Making his directorial debut, Evans works from Howard Klausner's script about Bill "Mac" McDonald (Michael Joiner), a Memphis police officer who continues to mourn the death of a child he lost in a hit-and-run accident. Bitter and emotionally disconnected, Mac carries a chip on his broad shoulders and is quick to lash out at anyone unlucky enough to cross his path. His beleaguered wife, Sara (Joy Parmer Moore), and the couple's surviving son, Blake (Rob Erickson), are mentally and spiritually drained from trying to hold their broken family unit together. Meanwhile, bigoted Mac doesn't bother to mask the contempt he feels for his new partner, Sam Wright (Michael Higgenbottom), an African American cop who moonlights as a parish leader in an up-and-coming Christian church.

Suffice it to say, Mac's a damaged soul in need of saving. Can you guess if the subtly named Mr. Wright is the right man for the job?
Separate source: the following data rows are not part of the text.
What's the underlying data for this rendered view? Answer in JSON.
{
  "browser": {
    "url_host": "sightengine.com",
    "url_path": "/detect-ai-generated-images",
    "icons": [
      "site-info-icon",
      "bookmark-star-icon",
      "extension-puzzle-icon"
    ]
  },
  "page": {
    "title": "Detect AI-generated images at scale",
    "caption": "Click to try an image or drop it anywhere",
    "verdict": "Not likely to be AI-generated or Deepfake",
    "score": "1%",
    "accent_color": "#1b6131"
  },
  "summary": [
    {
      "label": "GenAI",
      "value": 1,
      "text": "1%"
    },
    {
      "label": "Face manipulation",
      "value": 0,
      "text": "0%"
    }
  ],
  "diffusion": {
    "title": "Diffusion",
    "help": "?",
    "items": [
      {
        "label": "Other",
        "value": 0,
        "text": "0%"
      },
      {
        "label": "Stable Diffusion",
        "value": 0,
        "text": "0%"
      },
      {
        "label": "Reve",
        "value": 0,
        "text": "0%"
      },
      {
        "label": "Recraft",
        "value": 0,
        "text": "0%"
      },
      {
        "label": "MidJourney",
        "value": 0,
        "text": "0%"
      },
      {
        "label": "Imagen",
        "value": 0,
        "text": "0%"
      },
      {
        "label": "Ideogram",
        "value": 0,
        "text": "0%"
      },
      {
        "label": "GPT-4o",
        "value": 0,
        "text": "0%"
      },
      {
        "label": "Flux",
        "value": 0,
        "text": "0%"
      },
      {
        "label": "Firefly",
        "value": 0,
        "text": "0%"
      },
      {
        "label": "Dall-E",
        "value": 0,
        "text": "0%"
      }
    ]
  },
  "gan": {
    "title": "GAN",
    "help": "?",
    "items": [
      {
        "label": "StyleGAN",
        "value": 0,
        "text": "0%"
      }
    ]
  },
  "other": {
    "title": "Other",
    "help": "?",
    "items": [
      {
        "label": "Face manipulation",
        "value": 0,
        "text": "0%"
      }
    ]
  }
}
Let's start with the positives, because that's the Christian thing to do. "The Grace Card" hires veteran actors instead of relying on churchgoing civilians eager to spread the good word on screen. Joiner convinces us that Mac's a jerk but wisely retains a shred of the character's humanity because he knows the film's third-act redemption will fail if we flat-out hate this vile man. Higgenbottom, for his part, is compassionate without being corny, while Moore is impressive as the defeated spouse in desperate need of her own lifeline. "The Grace Card" even finds a minor role for Oscar winner Louis Gossett Jr. ("An Officer and a Gentleman"). The 74-year-old actor plays Sam's grandfather in three short scenes, though his garbled speech makes the character's motivational bons mots practically inaudible.

Evans also likes to use hand-held cameras that produce unpolished, in-the-moment cinematography. The creative decision could have been due to budget constraints, but the technique lends "The Grace Card" the gritty appearance of an indie film or a documentary. This works particularly well when Mac and Sam are responding to late-night police calls where they stare down the racism that seemingly runs rampant through Memphis's streets and alleys.

Yet it's during one of these crime-preventing runs that Klausner rolls out the film's major twist, a clumsily plotted and embarrassingly coincidental encounter that sends this Bible-toting buddy-cop drama down an entirely different path. Some might be able to take a leap of faith and follow "The Grace Card" as it shifts gears. I couldn't. The ripple converted me into a nonbeliever. As a result, Evans's pre-credit preaching felt like it was laid on extra thick.

Still, the director and his cast earn a decent amount of critical goodwill before the sermon sets in. "The Grace Card" joins a handful of films - "Fireproof," "Facing the Giants," "The Ultimate Gift" - that are trying hard to appeal to audiences outside the church's walls. At the same time, the film's shortcomings show how far the Christian genre has to go if it someday hopes to preach to anyone but the choir.

Contains violence and thematic elements.